Latino/a immigrants in the United States may face any number of common acculturative stressors including a lack of stable employment, discrimination, legal difficulties, or not speaking English, among others. Resulting behavioral and emotional health issues often go unaddressed due to a lack of specialist mental health providers available to this community.
Uninsured, largely undocumented, Spanish-speaking immigrants in the Fair Haven community now have improved access to much-needed mental health services thanks to the HAVEN Free Clinic Behavioral Health Program for Depression. The program is a model for integrating mental health interventions into the services of a student managed free clinic.
Utilizing Spanish-speaking student volunteers who are supervised by a team of psychiatrists and psychologists, the program provides free first-line services for mild-to-moderate depression including mental health education, social services, and modified behavioral activation exercises.
"The immigrant community has limited access to mental health services because of barriers within the health care system," said Marco Ramos, an MD/PhD student at Yale School of Medicine and the program's coordinator. "At HAVEN, we often see how the social stress of immigrating to the United States has negatively impacted the health of our patients. These stressors can make life extremely difficult."

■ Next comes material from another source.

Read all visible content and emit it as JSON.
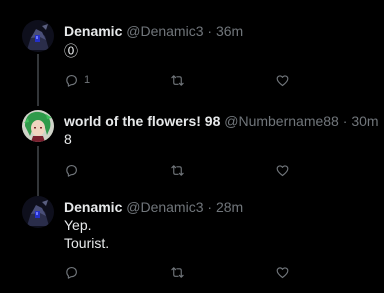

Program volunteers administer an individualized psychoeducational curriculum based on the promotora (community health worker) model developed at the University of California, Berkeley. Medical student facilitators promote patient behaviors (e.g. exercise) that are associated with psychological health and volunteers in the clinic's Social Services Department connect patients with community resources.
To prepare the volunteers, Yale School of Medicine psychologists and psychiatrists train medical students in the principles of motivational interviewing and common strategies for engagement, population health, quality improvement methods, and mental health education.
"The program serves as a model for expanding access to mental health services by rational task shifting," said Andres Barkil-Oteo, MD, MSc. "The program is a hands-on introduction to the field of public psychiatry and the challenges of providing culturally-competent care with limited resources."
Task-shifting, as defined by the World Health Organization, is the rational reassignment, as appropriate, of tasks from highly qualified health workers to health workers who have less extensive training in order to make more efficient use of the available workforce. Experience with both rational task-shifting and the promotora model of care serve as useful preparation for students interested in the practice of medicine in a global context.
Barkil-Oteo is a faculty advisor to the program, along with Michelle Silva, PsyD. Both Barkil-Oteo and Silva are assistant professors of psychiatry at Yale School of Medicine.
Robert Rohrbaugh, MD, professor of psychiatry and deputy chair for education and career development in psychiatry, and Peter Ellis, MD, MPH, assistant professor of medicine, serve as senior advisors to the program.
The Behavioral Health Program began in 2012 with the assistance of a Helping Hands Grant from the American Psychiatric Foundation.
The HAVEN Free Clinic is a student-run primary care clinic partnered with Fair Haven Community Health Center (FHCHC) and Yale University. The clinic is unique in its inclusion of students across the disciplines of medicine, nursing, physician’s associates, and public health.